Reflections - Hello Kitty and Noh Theater Mask
The symbol of “kawaii” aesthetic, Hello Kitty, a white cat born in 1974, is ending her career.
In Search of Adorable, as Hello Kitty Gets Closer to Goodbye
The sales of hello kitty goods reached $5 billion per year. The year 2002 was the zenith of her popularity, and has never recovered. Many of my friends in NY had Hello Kitty goods, and I have been interested in why she could gain such popularity in the global market.
One of the unique characteristics of Hello Kitty is the non-existence of mouth. (It made Sanrio difficult to make her into TV animation, one of the main source of the company's revenue.) Probably this characteristic of her is related to Hello Kitty's global popularity.
Since there is no mouth, Hello Kitty does not smile, laugh nor cry. The way of the interpretation of the doll is all depends on the viewers. When the viewer is depressed, the face of Hello Kitty might seems sad, or even cheerful. When the viewer feel happy, the facial expression of Hello Kitty may seems different.
In other word, by eliminating the mouth and facial expression, Hello Kitty invokes multitude of personalities by reflecting of viewer's inner self, from a singular source.
I find this formation similar to Japanese traditional Noh theater mask.
The Noh mask is worn by the main actor, called “Site,” who expresses the features of gods and souls of the dead with magnificent naturalism.
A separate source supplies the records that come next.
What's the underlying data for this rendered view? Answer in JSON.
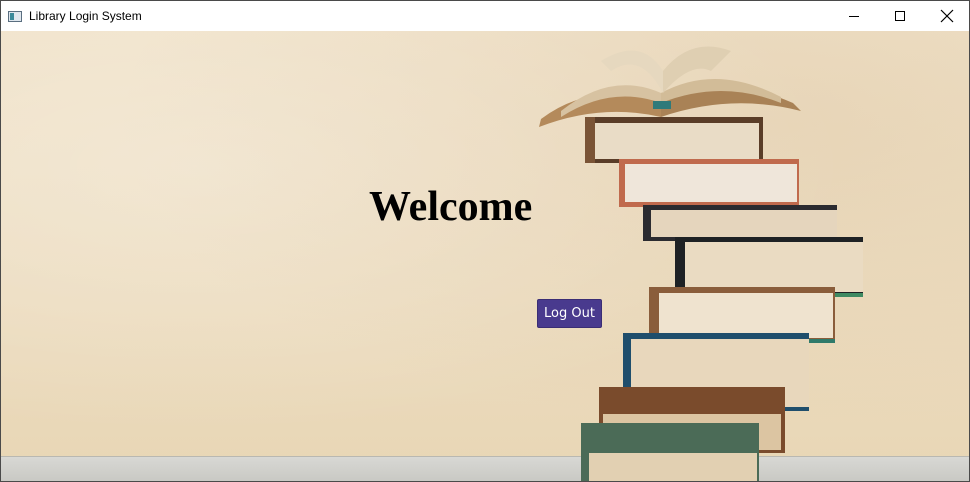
{
  "window": {
    "title": "Library Login System",
    "controls": {
      "minimize": "minimize-icon",
      "maximize": "maximize-icon",
      "close": "close-icon"
    }
  },
  "main": {
    "heading": "Welcome",
    "logout_label": "Log Out",
    "button_color": "#493a8e"
  },
  "background": {
    "image": "book-stack-on-shelf"
  }
}
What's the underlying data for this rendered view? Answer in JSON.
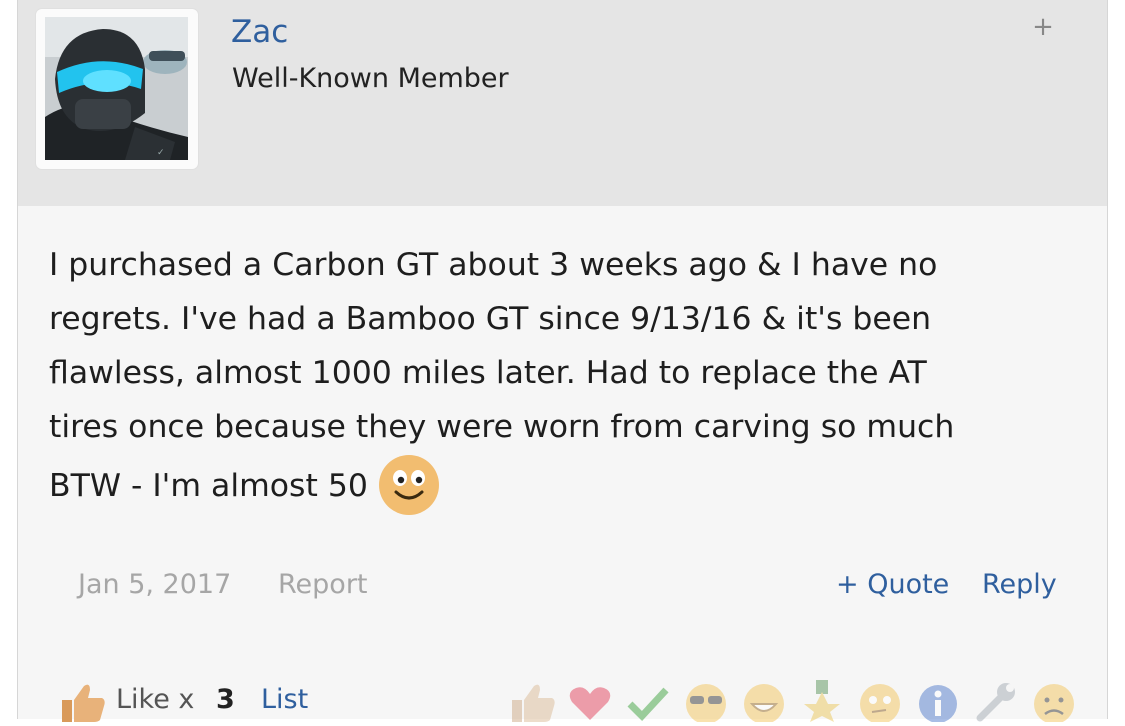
{
  "author": {
    "username": "Zac",
    "title": "Well-Known Member",
    "expand_symbol": "+"
  },
  "post": {
    "lines": [
      "I purchased a Carbon GT about 3 weeks ago & I have no",
      "regrets. I've had a Bamboo GT since 9/13/16 & it's been",
      "flawless, almost 1000 miles later. Had to replace the AT",
      "tires once because they were worn from carving so much",
      "BTW - I'm almost 50"
    ],
    "emoji": "smiley-icon",
    "date": "Jan 5, 2017",
    "report_label": "Report",
    "quote_label": "+ Quote",
    "reply_label": "Reply"
  },
  "likes": {
    "label": "Like x",
    "count": "3",
    "list_label": "List"
  },
  "reactions": [
    "like-icon",
    "heart-icon",
    "check-icon",
    "cool-icon",
    "laugh-icon",
    "medal-icon",
    "thinking-icon",
    "info-icon",
    "wrench-icon",
    "sad-icon"
  ],
  "colors": {
    "link": "#2f5f9e",
    "muted": "#a6a6a6",
    "header_bg": "#e5e5e5",
    "body_bg": "#f6f6f6"
  }
}
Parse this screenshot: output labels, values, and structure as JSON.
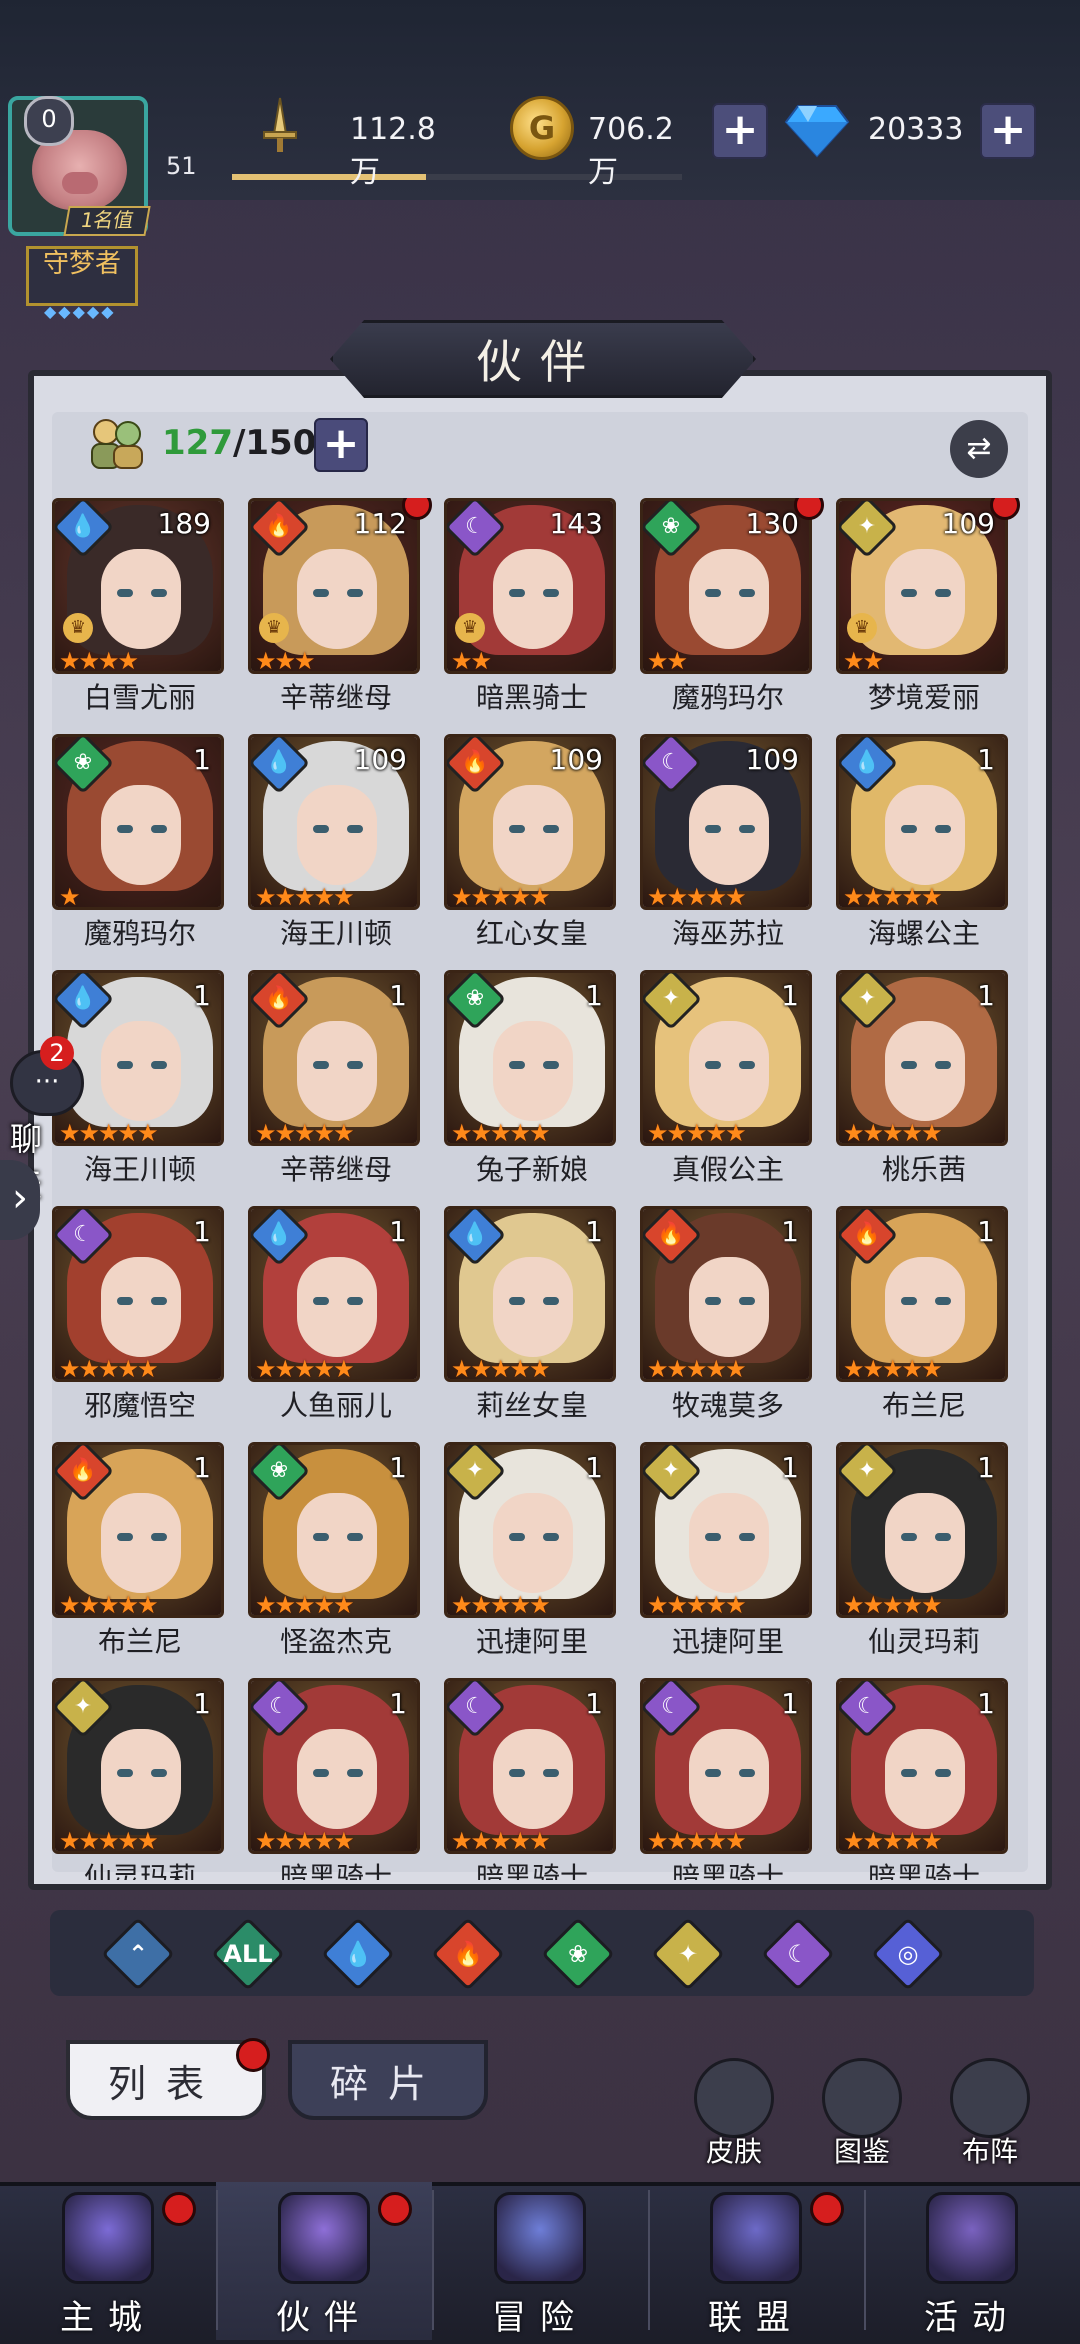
{
  "player": {
    "vip_level": "0",
    "avatar_tag": "1名值",
    "level": "51",
    "exp_fraction": 0.43,
    "title_badge": "守梦者"
  },
  "resources": {
    "power": "112.8万",
    "gold": "706.2万",
    "gems": "20333"
  },
  "page": {
    "title": "伙伴"
  },
  "roster": {
    "current": "127",
    "max": "/150"
  },
  "element_colors": {
    "water": "#3f7fd6",
    "fire": "#d8452c",
    "wind": "#2fa45a",
    "light": "#c8b24a",
    "dark": "#8a56c8"
  },
  "cards": [
    {
      "name": "白雪尤丽",
      "level": "189",
      "element": "water",
      "stars": 4,
      "crown": true,
      "dot": false,
      "hair": "#3a2a28",
      "bg": "#6b3a30"
    },
    {
      "name": "辛蒂继母",
      "level": "112",
      "element": "fire",
      "stars": 3,
      "crown": true,
      "dot": true,
      "hair": "#c89a5a",
      "bg": "#5a2a26"
    },
    {
      "name": "暗黑骑士",
      "level": "143",
      "element": "dark",
      "stars": 2,
      "crown": true,
      "dot": false,
      "hair": "#a23a38",
      "bg": "#5a2a26"
    },
    {
      "name": "魔鸦玛尔",
      "level": "130",
      "element": "wind",
      "stars": 2,
      "crown": false,
      "dot": true,
      "hair": "#9a4a32",
      "bg": "#5a2a26"
    },
    {
      "name": "梦境爱丽",
      "level": "109",
      "element": "light",
      "stars": 2,
      "crown": true,
      "dot": true,
      "hair": "#e2b872",
      "bg": "#6a2a28"
    },
    {
      "name": "魔鸦玛尔",
      "level": "1",
      "element": "wind",
      "stars": 1,
      "crown": false,
      "dot": false,
      "hair": "#9a4a32",
      "bg": "#5a2a26"
    },
    {
      "name": "海王川顿",
      "level": "109",
      "element": "water",
      "stars": 5,
      "crown": false,
      "dot": false,
      "hair": "#d8d8d8",
      "bg": "#7a6034"
    },
    {
      "name": "红心女皇",
      "level": "109",
      "element": "fire",
      "stars": 5,
      "crown": false,
      "dot": false,
      "hair": "#d3a660",
      "bg": "#7a6034"
    },
    {
      "name": "海巫苏拉",
      "level": "109",
      "element": "dark",
      "stars": 5,
      "crown": false,
      "dot": false,
      "hair": "#2a2a34",
      "bg": "#7a6034"
    },
    {
      "name": "海螺公主",
      "level": "1",
      "element": "water",
      "stars": 5,
      "crown": false,
      "dot": false,
      "hair": "#e0b868",
      "bg": "#7a6034"
    },
    {
      "name": "海王川顿",
      "level": "1",
      "element": "water",
      "stars": 5,
      "crown": false,
      "dot": false,
      "hair": "#d8d8d8",
      "bg": "#7a6034"
    },
    {
      "name": "辛蒂继母",
      "level": "1",
      "element": "fire",
      "stars": 5,
      "crown": false,
      "dot": false,
      "hair": "#c89a5a",
      "bg": "#7a6034"
    },
    {
      "name": "兔子新娘",
      "level": "1",
      "element": "wind",
      "stars": 5,
      "crown": false,
      "dot": false,
      "hair": "#e8e4dc",
      "bg": "#7a6034"
    },
    {
      "name": "真假公主",
      "level": "1",
      "element": "light",
      "stars": 5,
      "crown": false,
      "dot": false,
      "hair": "#e6c27c",
      "bg": "#7a6034"
    },
    {
      "name": "桃乐茜",
      "level": "1",
      "element": "light",
      "stars": 5,
      "crown": false,
      "dot": false,
      "hair": "#b06a44",
      "bg": "#7a6034"
    },
    {
      "name": "邪魔悟空",
      "level": "1",
      "element": "dark",
      "stars": 5,
      "crown": false,
      "dot": false,
      "hair": "#a2402e",
      "bg": "#7a6034"
    },
    {
      "name": "人鱼丽儿",
      "level": "1",
      "element": "water",
      "stars": 5,
      "crown": false,
      "dot": false,
      "hair": "#b2403c",
      "bg": "#7a6034"
    },
    {
      "name": "莉丝女皇",
      "level": "1",
      "element": "water",
      "stars": 5,
      "crown": false,
      "dot": false,
      "hair": "#e0c890",
      "bg": "#7a6034"
    },
    {
      "name": "牧魂莫多",
      "level": "1",
      "element": "fire",
      "stars": 5,
      "crown": false,
      "dot": false,
      "hair": "#6a3a2a",
      "bg": "#7a6034"
    },
    {
      "name": "布兰尼",
      "level": "1",
      "element": "fire",
      "stars": 5,
      "crown": false,
      "dot": false,
      "hair": "#d8a458",
      "bg": "#7a6034"
    },
    {
      "name": "布兰尼",
      "level": "1",
      "element": "fire",
      "stars": 5,
      "crown": false,
      "dot": false,
      "hair": "#d8a458",
      "bg": "#7a6034"
    },
    {
      "name": "怪盗杰克",
      "level": "1",
      "element": "wind",
      "stars": 5,
      "crown": false,
      "dot": false,
      "hair": "#c8903e",
      "bg": "#7a6034"
    },
    {
      "name": "迅捷阿里",
      "level": "1",
      "element": "light",
      "stars": 5,
      "crown": false,
      "dot": false,
      "hair": "#e8e4dc",
      "bg": "#7a6034"
    },
    {
      "name": "迅捷阿里",
      "level": "1",
      "element": "light",
      "stars": 5,
      "crown": false,
      "dot": false,
      "hair": "#e8e4dc",
      "bg": "#7a6034"
    },
    {
      "name": "仙灵玛莉",
      "level": "1",
      "element": "light",
      "stars": 5,
      "crown": false,
      "dot": false,
      "hair": "#2a2a2a",
      "bg": "#7a6034"
    },
    {
      "name": "仙灵玛莉",
      "level": "1",
      "element": "light",
      "stars": 5,
      "crown": false,
      "dot": false,
      "hair": "#2a2a2a",
      "bg": "#7a6034"
    },
    {
      "name": "暗黑骑士",
      "level": "1",
      "element": "dark",
      "stars": 5,
      "crown": false,
      "dot": false,
      "hair": "#a23a38",
      "bg": "#7a6034"
    },
    {
      "name": "暗黑骑士",
      "level": "1",
      "element": "dark",
      "stars": 5,
      "crown": false,
      "dot": false,
      "hair": "#a23a38",
      "bg": "#7a6034"
    },
    {
      "name": "暗黑骑士",
      "level": "1",
      "element": "dark",
      "stars": 5,
      "crown": false,
      "dot": false,
      "hair": "#a23a38",
      "bg": "#7a6034"
    },
    {
      "name": "暗黑骑士",
      "level": "1",
      "element": "dark",
      "stars": 5,
      "crown": false,
      "dot": false,
      "hair": "#a23a38",
      "bg": "#7a6034"
    }
  ],
  "filters": [
    {
      "key": "rarity",
      "label": "",
      "color": "#3e6fa6"
    },
    {
      "key": "all",
      "label": "ALL",
      "color": "#2b8c68"
    },
    {
      "key": "water",
      "label": "",
      "color": "#3f7fd6"
    },
    {
      "key": "fire",
      "label": "",
      "color": "#d8452c"
    },
    {
      "key": "wind",
      "label": "",
      "color": "#2fa45a"
    },
    {
      "key": "light",
      "label": "",
      "color": "#c8b24a"
    },
    {
      "key": "dark",
      "label": "",
      "color": "#8a56c8"
    },
    {
      "key": "cosmic",
      "label": "",
      "color": "#5660d6"
    }
  ],
  "tabs": {
    "list": "列表",
    "fragments": "碎片"
  },
  "side_buttons": {
    "skin": "皮肤",
    "codex": "图鉴",
    "formation": "布阵"
  },
  "chat": {
    "badge": "2",
    "label": "聊天"
  },
  "bottom_nav": [
    {
      "label": "主城",
      "dot": true,
      "color": "#7c6bd6"
    },
    {
      "label": "伙伴",
      "dot": true,
      "color": "#8e6fd8"
    },
    {
      "label": "冒险",
      "dot": false,
      "color": "#6e7ed8"
    },
    {
      "label": "联盟",
      "dot": true,
      "color": "#6d6ac8"
    },
    {
      "label": "活动",
      "dot": false,
      "color": "#7a62c0"
    }
  ]
}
Noh mask itself does not contain any facial expression, but the actor expresses joy, by tilting the mask upwards (terasu = shine), and expresses sorrow, by drawn downwards, (kumorasu = cloudy). The slightest movements from side to side project a bewitching effect (furu = swing). Furthermore, the Noh masks themselves are smaller than the face of the actor, and delineating a boundary that traces the pretenses of reality (= nothingness).
I think these are all related to the historical structure of Japanese society. Since Japan did not create its own history of monotheism but maintained strong influence of animism, the idea of “subject”, or “self” could not be identified till the Meiji Restoration. Switching the “subject” or the “self” became possible in both Japanese language structure and social communication in many different ways, which is the uniqueness of Japanese modernity.
Hello Kitty is remarkably "Japanese" character. Let’s say “goodbye” to the kitty, and let’s say “Hello” to the world, by our own way.